**WORK TO BE COMPLETED**
Output every record below exactly as it appears.

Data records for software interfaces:
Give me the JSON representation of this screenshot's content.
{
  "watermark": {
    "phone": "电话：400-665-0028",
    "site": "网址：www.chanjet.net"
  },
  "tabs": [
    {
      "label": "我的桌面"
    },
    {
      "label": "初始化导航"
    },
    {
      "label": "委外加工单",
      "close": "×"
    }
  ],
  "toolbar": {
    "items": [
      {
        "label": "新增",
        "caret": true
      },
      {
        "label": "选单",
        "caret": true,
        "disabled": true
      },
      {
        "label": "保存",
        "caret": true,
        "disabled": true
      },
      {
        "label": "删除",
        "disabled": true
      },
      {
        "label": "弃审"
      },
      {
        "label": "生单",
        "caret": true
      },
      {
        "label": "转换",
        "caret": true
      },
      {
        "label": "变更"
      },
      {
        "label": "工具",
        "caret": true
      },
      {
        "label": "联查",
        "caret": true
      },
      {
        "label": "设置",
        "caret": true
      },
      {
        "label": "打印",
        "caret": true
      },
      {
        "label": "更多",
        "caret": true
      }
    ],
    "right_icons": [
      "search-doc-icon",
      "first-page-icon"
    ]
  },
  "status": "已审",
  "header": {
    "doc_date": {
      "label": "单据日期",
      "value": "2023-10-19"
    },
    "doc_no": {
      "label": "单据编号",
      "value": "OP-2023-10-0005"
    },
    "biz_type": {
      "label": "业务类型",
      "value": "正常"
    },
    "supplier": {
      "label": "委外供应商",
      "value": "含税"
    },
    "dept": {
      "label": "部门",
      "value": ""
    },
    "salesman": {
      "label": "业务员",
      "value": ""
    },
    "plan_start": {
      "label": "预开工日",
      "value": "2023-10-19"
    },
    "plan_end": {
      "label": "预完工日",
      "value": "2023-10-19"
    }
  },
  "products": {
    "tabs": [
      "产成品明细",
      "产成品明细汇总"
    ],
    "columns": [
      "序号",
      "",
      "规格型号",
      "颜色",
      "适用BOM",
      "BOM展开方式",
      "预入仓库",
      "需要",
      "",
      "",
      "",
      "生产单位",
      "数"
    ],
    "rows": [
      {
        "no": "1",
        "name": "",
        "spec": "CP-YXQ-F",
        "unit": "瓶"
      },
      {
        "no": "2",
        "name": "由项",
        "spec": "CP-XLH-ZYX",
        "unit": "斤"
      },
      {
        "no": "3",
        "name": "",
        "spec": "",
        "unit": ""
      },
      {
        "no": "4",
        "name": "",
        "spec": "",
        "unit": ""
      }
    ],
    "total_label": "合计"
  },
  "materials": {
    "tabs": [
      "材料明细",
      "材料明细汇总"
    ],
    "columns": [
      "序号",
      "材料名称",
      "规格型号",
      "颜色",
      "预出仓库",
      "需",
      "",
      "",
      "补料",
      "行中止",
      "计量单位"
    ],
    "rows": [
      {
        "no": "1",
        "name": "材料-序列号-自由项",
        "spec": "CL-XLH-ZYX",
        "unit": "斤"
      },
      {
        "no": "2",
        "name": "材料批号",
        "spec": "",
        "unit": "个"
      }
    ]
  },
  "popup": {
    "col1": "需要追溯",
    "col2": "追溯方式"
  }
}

**THE COMPLETED TASK**
Give me the JSON representation of this screenshot's content.
{
  "watermark": {
    "phone": "电话：400-665-0028",
    "site": "网址：www.chanjet.net"
  },
  "tabs": [
    {
      "label": "我的桌面"
    },
    {
      "label": "初始化导航"
    },
    {
      "label": "委外加工单",
      "close": "×"
    }
  ],
  "toolbar": {
    "items": [
      {
        "label": "新增",
        "caret": true
      },
      {
        "label": "选单",
        "caret": true,
        "disabled": true
      },
      {
        "label": "保存",
        "caret": true,
        "disabled": true
      },
      {
        "label": "删除",
        "disabled": true
      },
      {
        "label": "弃审"
      },
      {
        "label": "生单",
        "caret": true
      },
      {
        "label": "转换",
        "caret": true
      },
      {
        "label": "变更"
      },
      {
        "label": "工具",
        "caret": true
      },
      {
        "label": "联查",
        "caret": true
      },
      {
        "label": "设置",
        "caret": true
      },
      {
        "label": "打印",
        "caret": true
      },
      {
        "label": "更多",
        "caret": true
      }
    ],
    "right_icons": [
      "search-doc-icon",
      "first-page-icon"
    ]
  },
  "status": "已审",
  "header": {
    "doc_date": {
      "label": "单据日期",
      "value": "2023-10-19"
    },
    "doc_no": {
      "label": "单据编号",
      "value": "OP-2023-10-0005"
    },
    "biz_type": {
      "label": "业务类型",
      "value": "正常"
    },
    "supplier": {
      "label": "委外供应商",
      "value": "含税"
    },
    "dept": {
      "label": "部门",
      "value": ""
    },
    "salesman": {
      "label": "业务员",
      "value": ""
    },
    "plan_start": {
      "label": "预开工日",
      "value": "2023-10-19"
    },
    "plan_end": {
      "label": "预完工日",
      "value": "2023-10-19"
    }
  },
  "products": {
    "tabs": [
      "产成品明细",
      "产成品明细汇总"
    ],
    "columns": [
      "序号",
      "",
      "规格型号",
      "颜色",
      "适用BOM",
      "BOM展开方式",
      "预入仓库",
      "需要",
      "",
      "",
      "",
      "生产单位",
      "数"
    ],
    "rows": [
      {
        "no": "1",
        "name": "",
        "spec": "CP-YXQ-F",
        "unit": "瓶"
      },
      {
        "no": "2",
        "name": "由项",
        "spec": "CP-XLH-ZYX",
        "unit": "斤"
      },
      {
        "no": "3",
        "name": "",
        "spec": "",
        "unit": ""
      },
      {
        "no": "4",
        "name": "",
        "spec": "",
        "unit": ""
      }
    ],
    "total_label": "合计"
  },
  "materials": {
    "tabs": [
      "材料明细",
      "材料明细汇总"
    ],
    "columns": [
      "序号",
      "材料名称",
      "规格型号",
      "颜色",
      "预出仓库",
      "需",
      "",
      "",
      "补料",
      "行中止",
      "计量单位"
    ],
    "rows": [
      {
        "no": "1",
        "name": "材料-序列号-自由项",
        "spec": "CL-XLH-ZYX",
        "unit": "斤"
      },
      {
        "no": "2",
        "name": "材料批号",
        "spec": "",
        "unit": "个"
      }
    ]
  },
  "popup": {
    "col1": "需要追溯",
    "col2": "追溯方式"
  }
}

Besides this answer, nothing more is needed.